Chapter thirty-nine can be seen as a pivotal section of Great Expectations due to the climax that is forced upon Pip. However, it helps Pip realise that wealth and social class are not everything, but that friends and relationships are a lot more valuable. His relationship with Magwitch develops and he is now a lot more grateful towards him. There is a definite similarity between Joe Gargery and Magwitch as they have both been watching over Pip. Both men are kind and giving but also of the lower class and uneducated. Joe and Magwitch have educated Pip and given him an opportunity to grow up and become something. However, Pip does not see the as worthy of him and feels he is above them even though both men still love him.
Pip has now completely accepted Magwitch as a second father and as a friend in one of the possible climaxes in chapter fifty-six. His understanding of life and of other people is at its fullest and he has now developed into his most mature phase in relation to his character. Now that Magwitch is dying, Pip is visiting him as he sympathises for the sick man. Dickens refers to God in several ways in the last chapter of Great Expectations. He lets the reader see Magwitch’s death as God forgiving him for what he has done and lets him pass away instead of meeting his death through execution. The write uses religion as a symbol to demonstrate the peace between Magwitch and Pip.
Self Improvement In Great Expectations
“Glittering rays of April sun” shows us how dickens felt that God was looking down on the courtroom and that he had the final say. Dickens makes the audience believe that Magwitch has come to peace with god who in return, forgives him with a quiet death. The “Sunrise” also suggests a victory for the old man as he passes away. The shaft of sunlight links together the judge and the convicts which shows that there was a sense of equality and that only one person decides what the outcome is. Dickens also uses the weather in pathetic fallacy where the rain symbolises sadness, as Magwitch will be executed, and the sunlight showing his happiness, as he will be able to die at peace with the world.

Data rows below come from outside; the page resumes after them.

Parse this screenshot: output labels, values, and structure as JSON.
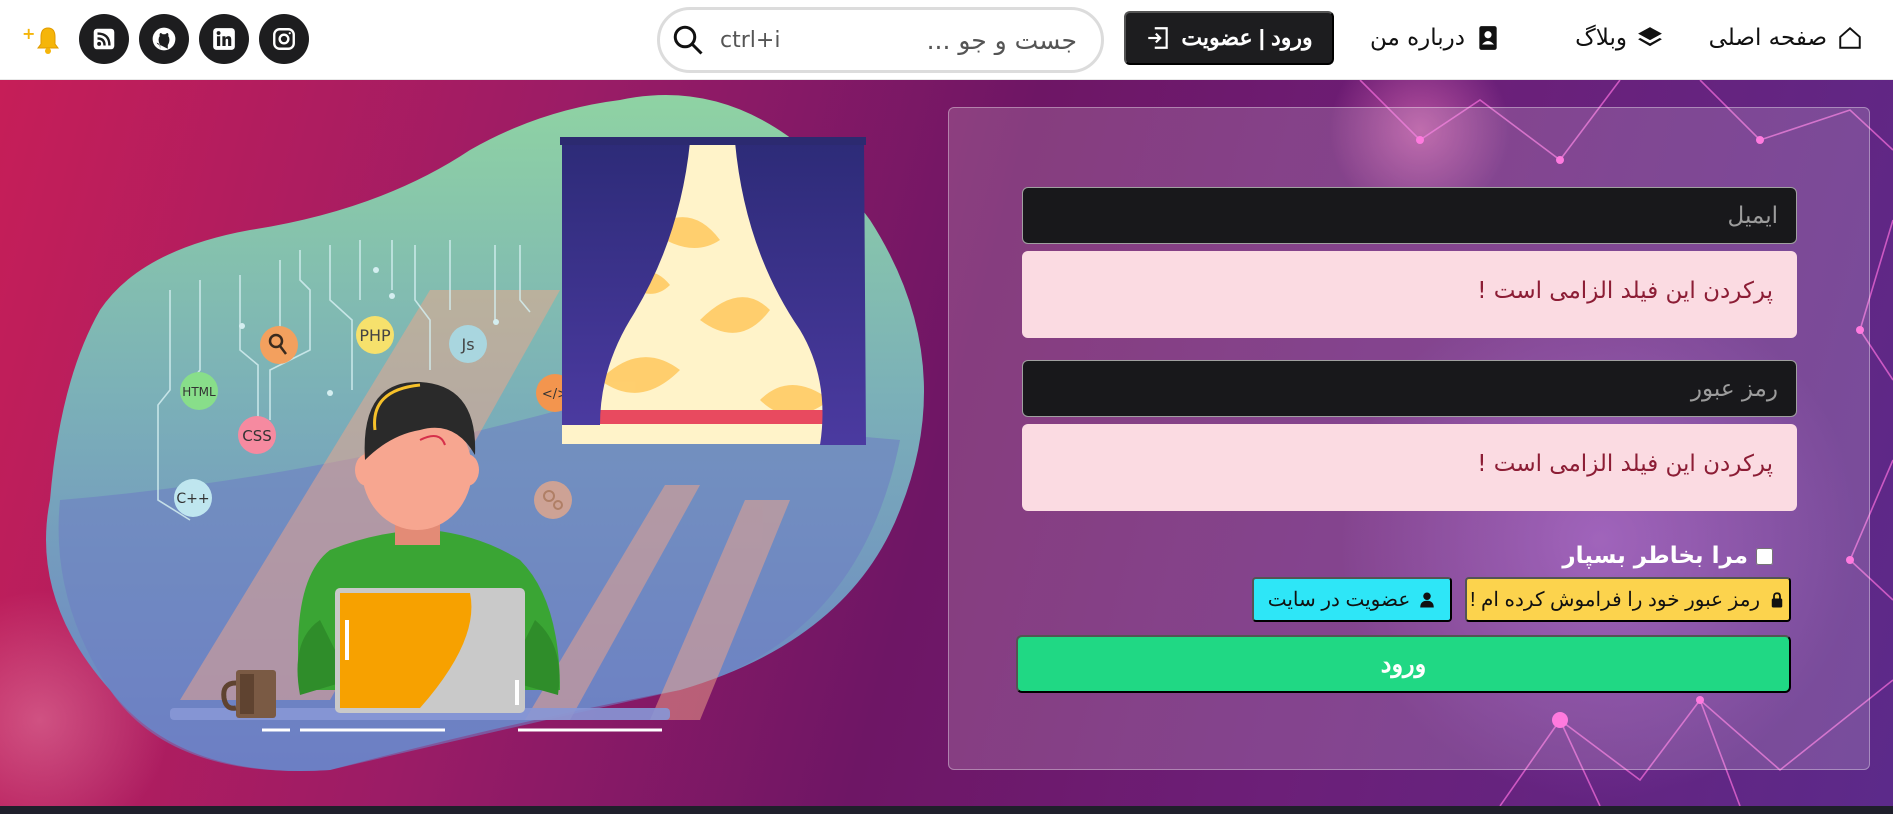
{
  "header": {
    "nav": [
      {
        "label": "صفحه اصلی",
        "icon": "home-icon"
      },
      {
        "label": "وبلاگ",
        "icon": "layers-icon"
      },
      {
        "label": "درباره من",
        "icon": "contact-card-icon"
      }
    ],
    "login_button": {
      "label": "ورود | عضویت",
      "icon": "sign-in-icon"
    },
    "search": {
      "placeholder": "جست و جو ...",
      "shortcut": "ctrl+i"
    },
    "socials": [
      {
        "name": "instagram-icon"
      },
      {
        "name": "linkedin-icon"
      },
      {
        "name": "github-icon"
      },
      {
        "name": "rss-icon"
      }
    ],
    "notification": {
      "icon": "bell-icon",
      "badge": "+"
    }
  },
  "illustration": {
    "bubbles": [
      "PHP",
      "Js",
      "HTML",
      "CSS",
      "C++",
      "</>"
    ]
  },
  "form": {
    "email_placeholder": "ایمیل",
    "email_error": "پرکردن این فیلد الزامی است !",
    "password_placeholder": "رمز عبور",
    "password_error": "پرکردن این فیلد الزامی است !",
    "remember_label": "مرا بخاطر بسپار",
    "remember_checked": false,
    "forgot_label": "رمز عبور خود را فراموش کرده ام !",
    "signup_label": "عضویت در سایت",
    "submit_label": "ورود"
  },
  "colors": {
    "accent_dark": "#1d1d1f",
    "submit_green": "#20d884",
    "forgot_yellow": "#fcd34d",
    "signup_cyan": "#2ee6f7",
    "alert_bg": "#fbdbe2",
    "alert_text": "#8c1d35"
  }
}
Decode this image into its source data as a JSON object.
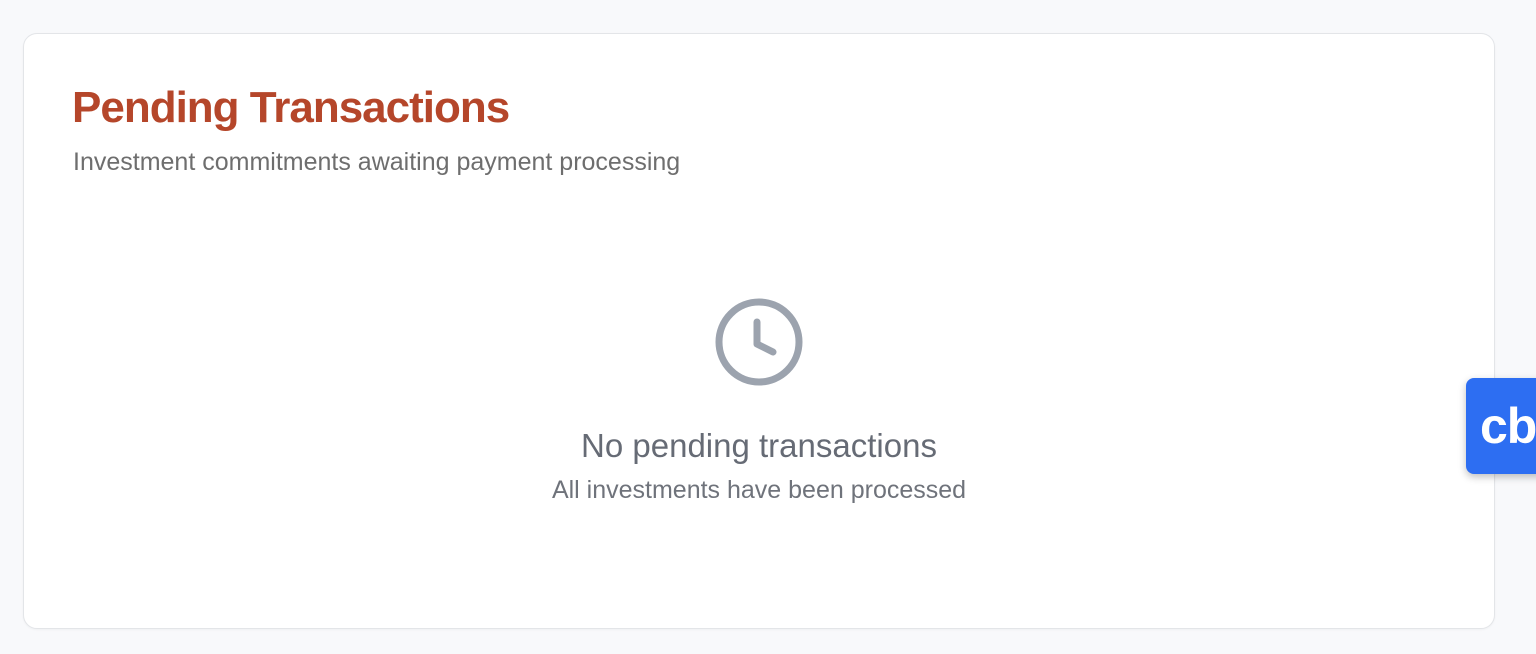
{
  "card": {
    "title": "Pending Transactions",
    "subtitle": "Investment commitments awaiting payment processing"
  },
  "empty_state": {
    "icon": "clock-icon",
    "title": "No pending transactions",
    "subtitle": "All investments have been processed"
  },
  "floating_widget": {
    "label": "cb"
  },
  "colors": {
    "title": "#b5462a",
    "widget": "#2d6ef2",
    "icon": "#9ca3ae",
    "background": "#f8f9fb"
  }
}
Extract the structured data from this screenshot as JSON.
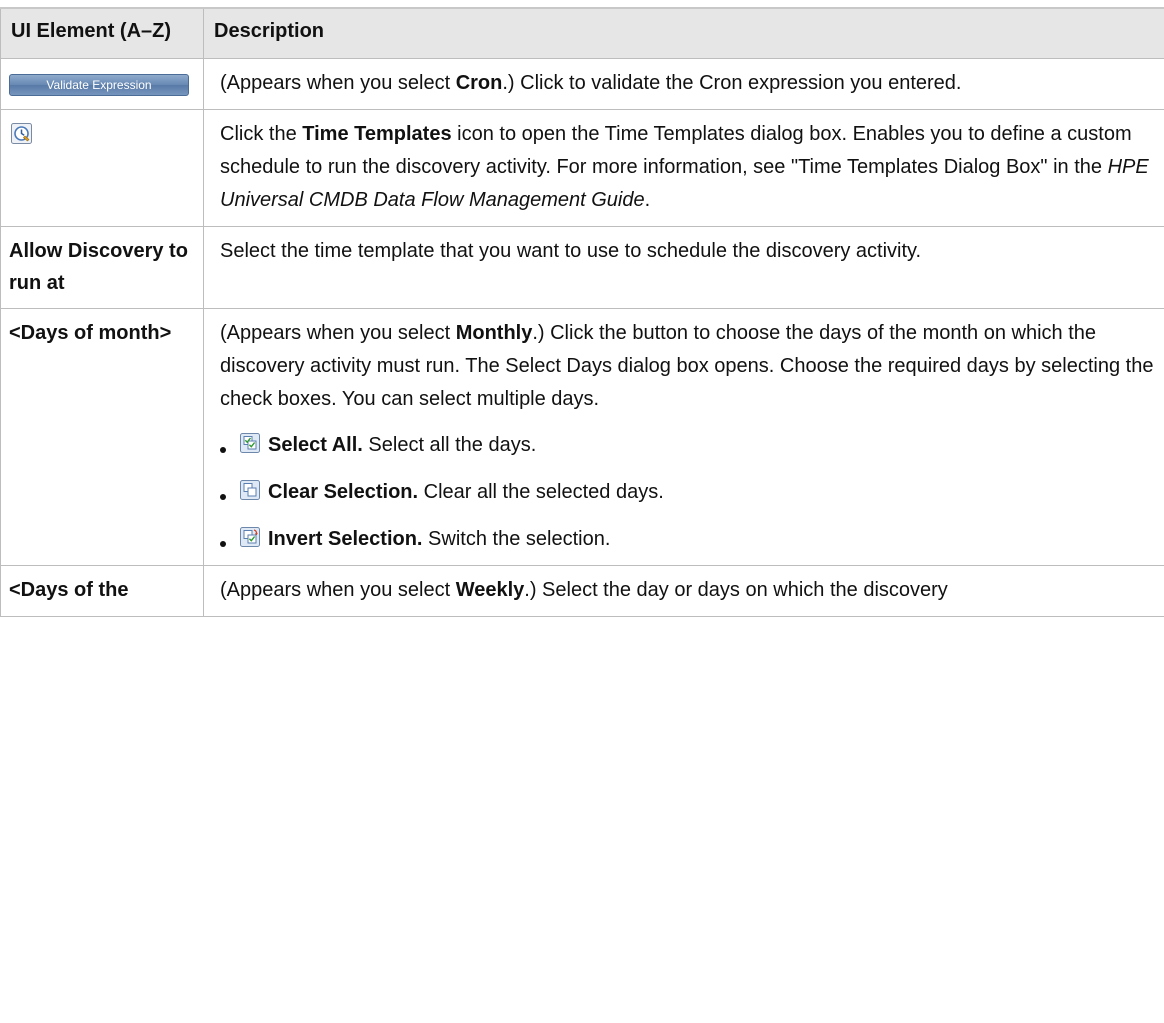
{
  "table": {
    "header": {
      "col1": "UI Element (A–Z)",
      "col2": "Description"
    },
    "rows": [
      {
        "button_label": "Validate Expression",
        "desc": {
          "t1": "(Appears when you select ",
          "b1": "Cron",
          "t2": ".) Click to validate the Cron expression you entered."
        }
      },
      {
        "icon": "time-templates-icon",
        "desc": {
          "t1": "Click the ",
          "b1": "Time Templates",
          "t2": " icon to open the Time Templates dialog box. Enables you to define a custom schedule to run the discovery activity. For more information, see \"Time Templates Dialog Box\" in the ",
          "i1": "HPE Universal CMDB Data Flow Management Guide",
          "t3": "."
        }
      },
      {
        "label": "Allow Discovery to run at",
        "desc": {
          "t1": "Select the time template that you want to use to schedule the discovery activity."
        }
      },
      {
        "label": "<Days of month>",
        "desc": {
          "t1": "(Appears when you select ",
          "b1": "Monthly",
          "t2": ".) Click the button to choose the days of the month on which the discovery activity must run. The Select Days dialog box opens. Choose the required days by selecting the check boxes. You can select multiple days."
        },
        "bullets": [
          {
            "icon": "select-all-icon",
            "title": "Select All.",
            "text": " Select all the days."
          },
          {
            "icon": "clear-selection-icon",
            "title": "Clear Selection.",
            "text": " Clear all the selected days."
          },
          {
            "icon": "invert-selection-icon",
            "title": "Invert Selection.",
            "text": " Switch the selection."
          }
        ]
      },
      {
        "label": "<Days of the",
        "desc": {
          "t1": "(Appears when you select ",
          "b1": "Weekly",
          "t2": ".) Select the day or days on which the discovery"
        }
      }
    ]
  }
}
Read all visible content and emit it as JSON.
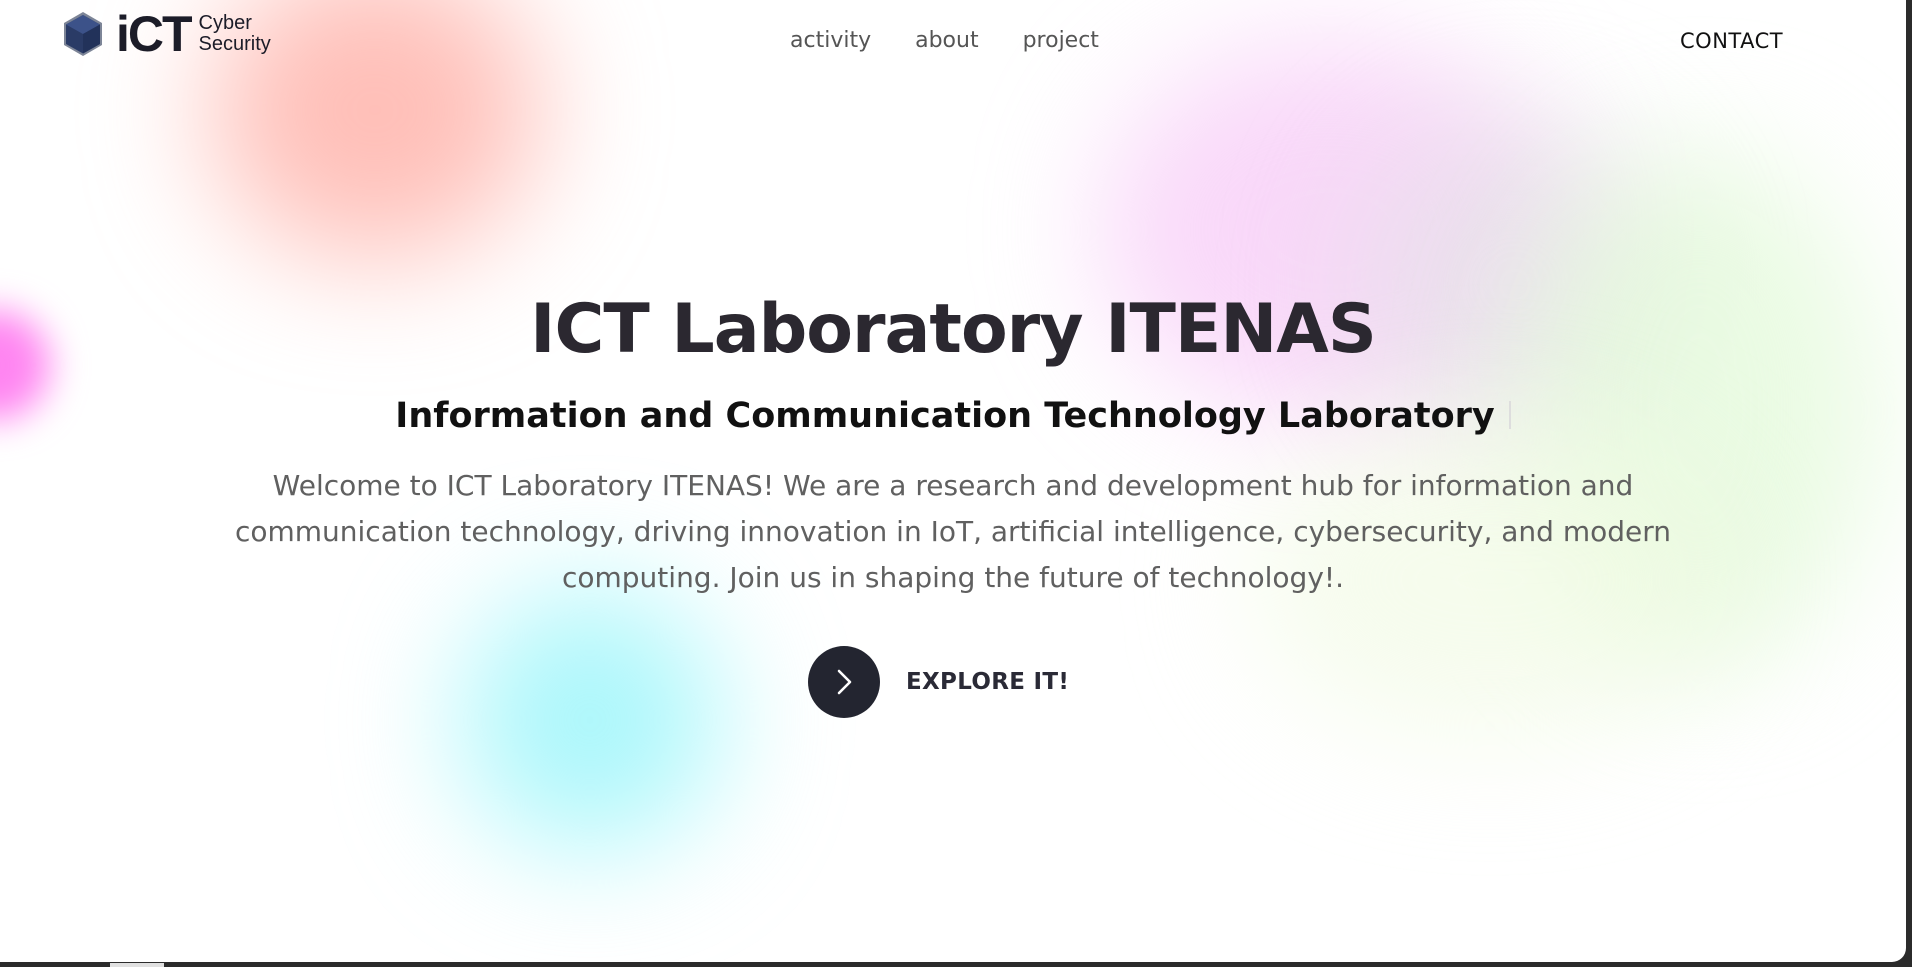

Dickens emphasises the theme of Victorian attitudes towards criminality especially in the courtroom. All of the convicts who are to be tried and hanged are dealt with all together and at the same time as if they were a pack. This lets the reader see how Dickens saw how society viewed the lowest class. They were not treated as individuals and not worthy of being treated fairly. The courtroom could almost be seen as some sort of show. This gives the reader the impression that people were there to receive some sort of entertainment as if it was a circus. This reduces the convicts to the lowest in the community as people used their suffering and eventually death as a form of enjoyment.
Dickens can relate to the scene in the courtroom as he has previously worked in one. His father was also arrested and humiliated which I believe left a deep impression on Dickens about how the system was run. He says, “I could scarcely believe” when all the people were about to be tried which shows a sign of hatred towards the court. He shows how people were demoralised in front of an audience and presents Magwitch as a victim of society. Dickens shows how the corrupt and biased court system favours the richer people and will not look at how Magwitch’s life has changed in a positive way.
Towards the end of Magwitch’s death, Pip tells him about his long-lost daughter; Estella. “She is a lady and very beautiful. And I love her!” By telling Magwitch about his daughter he reveals that he can finally prioritise of the things, which matter in life. Pip stays with his benefactor until the end and is worried for his fate; while in contrast Magwitch is calm and is finally at peace with the world. This gives Magwitch everything he needs to die a peaceful death in knowing that he has made a true gentleman out of Pip.
Magwitch is in many ways responsible for the alterations that have occurred throughout Pip’s existence. He has made him a more social and wealthy gentlemen as well. But, in many cases it has been Pip who has appreciated and regretted what he has done wrong in the past. With the help of Magwitch, Pip has been able to understand the importance of relationships and love, over wealth and social class. Dickens has used Pip to show how he has learned how to put his main concerns in front in many situations. He has helped the reader see how Pip has always wanted to improve himself as an idealist. This is shown when he wants to learn how to read and become a gentlemen on the whole.
However Pip’s ambitions were morally wrong at first even though Magwitch helped him achieve them, but then, Magwitch also helped him become a true gentleman as well. Magwitch and Joe were both influential in the upbringing of Pip. But, I believe that Magwitch can be seen as a “catalyst” in regards to Pip as he has supported him financially and emotionally. Dickens has explored the differences in class during Great Expectations.
He has discovered the poor and wretched criminals such as Magwitch, but he has also looked at the very rich and rude upper class including Mrs. Havisham. This is why the central theme of Charles Dickens’s novel is social class and Pip is used to investigate this through him upgrading his status through self-improvement. The continuous development of Magwitchs and Pip’s characters are therefore dependent on this theme. Their relationship has helped uncover the attitudes of crime as it has shown through the various characters and is a theme that is repeated many times in the novel.